### Task item
Your reply should reproduce each entry exactly and contain no pictures.

Excerpts from an interface dataset:
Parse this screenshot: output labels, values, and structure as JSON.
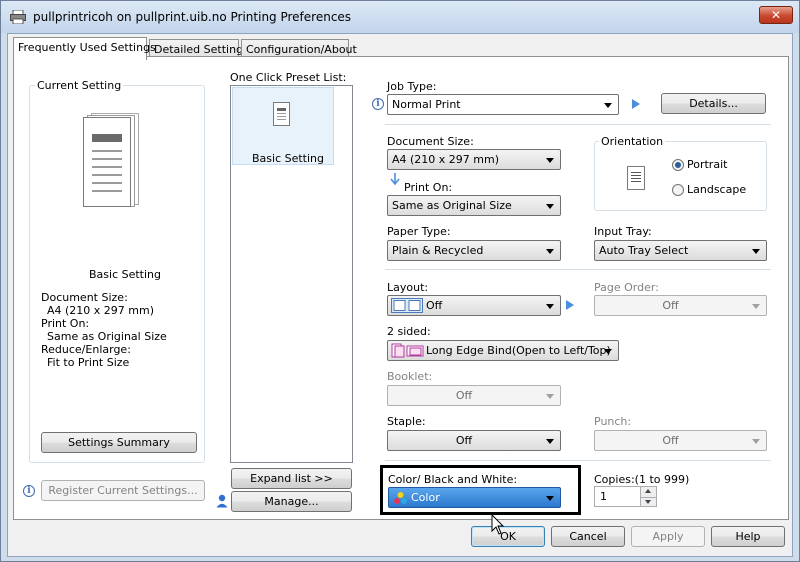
{
  "window": {
    "title": "pullprintricoh on pullprint.uib.no Printing Preferences",
    "close_glyph": "✕"
  },
  "tabs": [
    "Frequently Used Settings",
    "Detailed Settings",
    "Configuration/About"
  ],
  "current_setting": {
    "label": "Current Setting",
    "preset_name": "Basic Setting",
    "details": [
      {
        "key": "Document Size:",
        "value": "A4 (210 x 297 mm)"
      },
      {
        "key": "Print On:",
        "value": "Same as Original Size"
      },
      {
        "key": "Reduce/Enlarge:",
        "value": "Fit to Print Size"
      }
    ],
    "summary_button": "Settings Summary"
  },
  "register_button": "Register Current Settings...",
  "preset_list": {
    "label": "One Click Preset List:",
    "items": [
      "Basic Setting"
    ],
    "expand_button": "Expand list >>",
    "manage_button": "Manage..."
  },
  "job_type": {
    "label": "Job Type:",
    "value": "Normal Print",
    "details_button": "Details..."
  },
  "document_size": {
    "label": "Document Size:",
    "value": "A4 (210 x 297 mm)"
  },
  "print_on": {
    "label": "Print On:",
    "value": "Same as Original Size"
  },
  "orientation": {
    "label": "Orientation",
    "options": [
      "Portrait",
      "Landscape"
    ],
    "selected": "Portrait"
  },
  "paper_type": {
    "label": "Paper Type:",
    "value": "Plain & Recycled"
  },
  "input_tray": {
    "label": "Input Tray:",
    "value": "Auto Tray Select"
  },
  "layout": {
    "label": "Layout:",
    "value": "Off"
  },
  "page_order": {
    "label": "Page Order:",
    "value": "Off"
  },
  "two_sided": {
    "label": "2 sided:",
    "value": "Long Edge Bind(Open to Left/Top)"
  },
  "booklet": {
    "label": "Booklet:",
    "value": "Off"
  },
  "staple": {
    "label": "Staple:",
    "value": "Off"
  },
  "punch": {
    "label": "Punch:",
    "value": "Off"
  },
  "color_mode": {
    "label": "Color/ Black and White:",
    "value": "Color"
  },
  "copies": {
    "label": "Copies:(1 to 999)",
    "value": "1"
  },
  "footer": {
    "ok": "OK",
    "cancel": "Cancel",
    "apply": "Apply",
    "help": "Help"
  },
  "colors": {
    "highlight_border": "#000000",
    "accent_blue": "#4a8fdc",
    "selected_item_bg": "#e8f2fb"
  }
}
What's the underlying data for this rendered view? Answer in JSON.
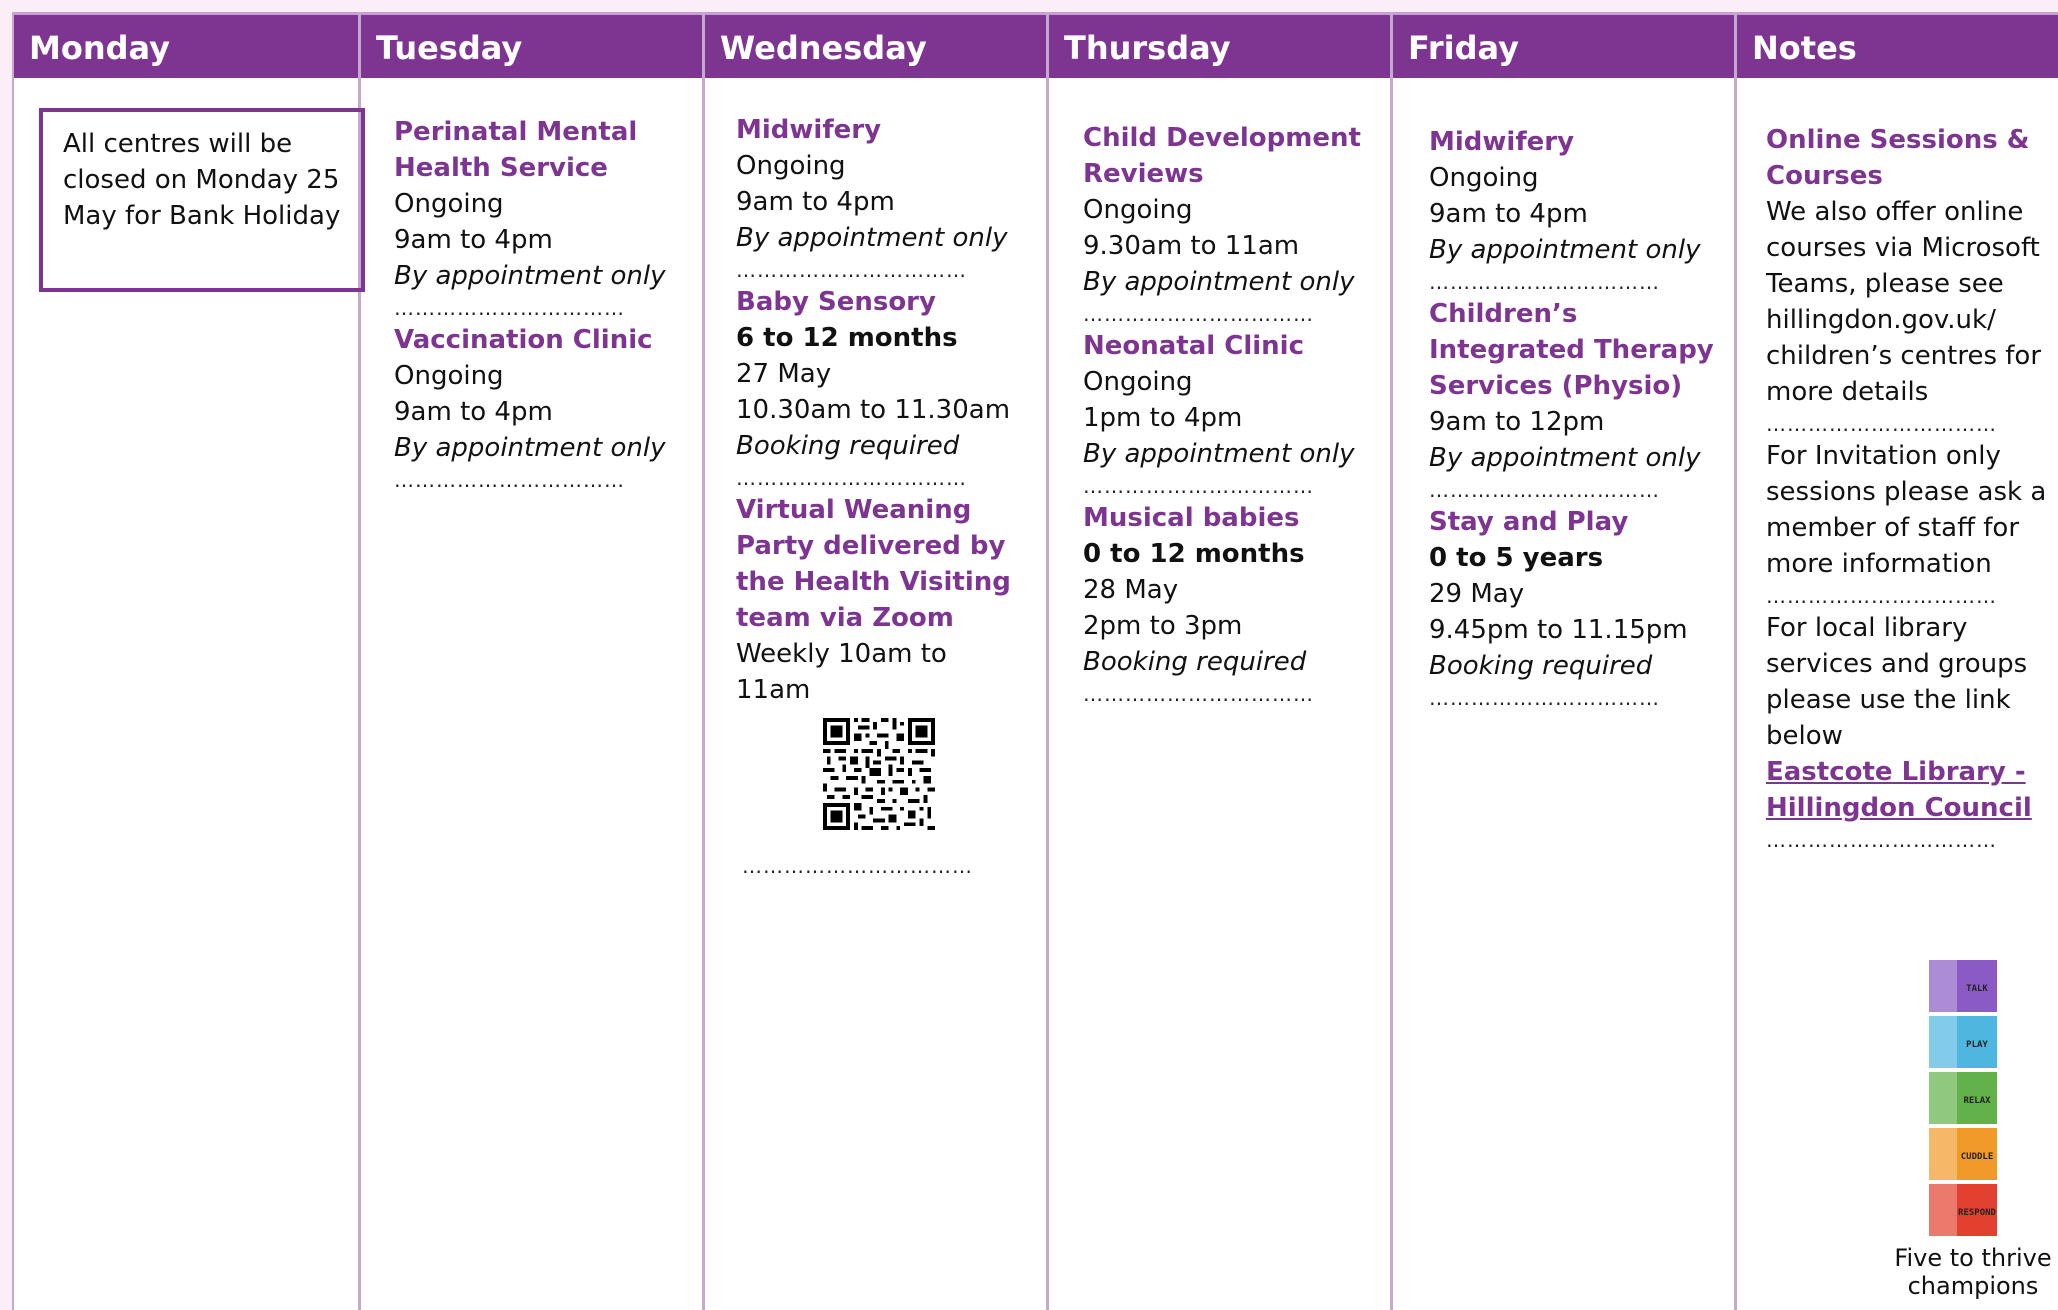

### Answer section
Parse this screenshot: output labels, values, and structure as JSON.
{
  "window": {
    "title": "pullprintricoh on pullprint.uib.no Printing Preferences",
    "close_glyph": "✕"
  },
  "tabs": [
    "Frequently Used Settings",
    "Detailed Settings",
    "Configuration/About"
  ],
  "current_setting": {
    "label": "Current Setting",
    "preset_name": "Basic Setting",
    "details": [
      {
        "key": "Document Size:",
        "value": "A4 (210 x 297 mm)"
      },
      {
        "key": "Print On:",
        "value": "Same as Original Size"
      },
      {
        "key": "Reduce/Enlarge:",
        "value": "Fit to Print Size"
      }
    ],
    "summary_button": "Settings Summary"
  },
  "register_button": "Register Current Settings...",
  "preset_list": {
    "label": "One Click Preset List:",
    "items": [
      "Basic Setting"
    ],
    "expand_button": "Expand list >>",
    "manage_button": "Manage..."
  },
  "job_type": {
    "label": "Job Type:",
    "value": "Normal Print",
    "details_button": "Details..."
  },
  "document_size": {
    "label": "Document Size:",
    "value": "A4 (210 x 297 mm)"
  },
  "print_on": {
    "label": "Print On:",
    "value": "Same as Original Size"
  },
  "orientation": {
    "label": "Orientation",
    "options": [
      "Portrait",
      "Landscape"
    ],
    "selected": "Portrait"
  },
  "paper_type": {
    "label": "Paper Type:",
    "value": "Plain & Recycled"
  },
  "input_tray": {
    "label": "Input Tray:",
    "value": "Auto Tray Select"
  },
  "layout": {
    "label": "Layout:",
    "value": "Off"
  },
  "page_order": {
    "label": "Page Order:",
    "value": "Off"
  },
  "two_sided": {
    "label": "2 sided:",
    "value": "Long Edge Bind(Open to Left/Top)"
  },
  "booklet": {
    "label": "Booklet:",
    "value": "Off"
  },
  "staple": {
    "label": "Staple:",
    "value": "Off"
  },
  "punch": {
    "label": "Punch:",
    "value": "Off"
  },
  "color_mode": {
    "label": "Color/ Black and White:",
    "value": "Color"
  },
  "copies": {
    "label": "Copies:(1 to 999)",
    "value": "1"
  },
  "footer": {
    "ok": "OK",
    "cancel": "Cancel",
    "apply": "Apply",
    "help": "Help"
  },
  "colors": {
    "highlight_border": "#000000",
    "accent_blue": "#4a8fdc",
    "selected_item_bg": "#e8f2fb"
  }
}
What's the underlying data for this rendered view? Answer in JSON.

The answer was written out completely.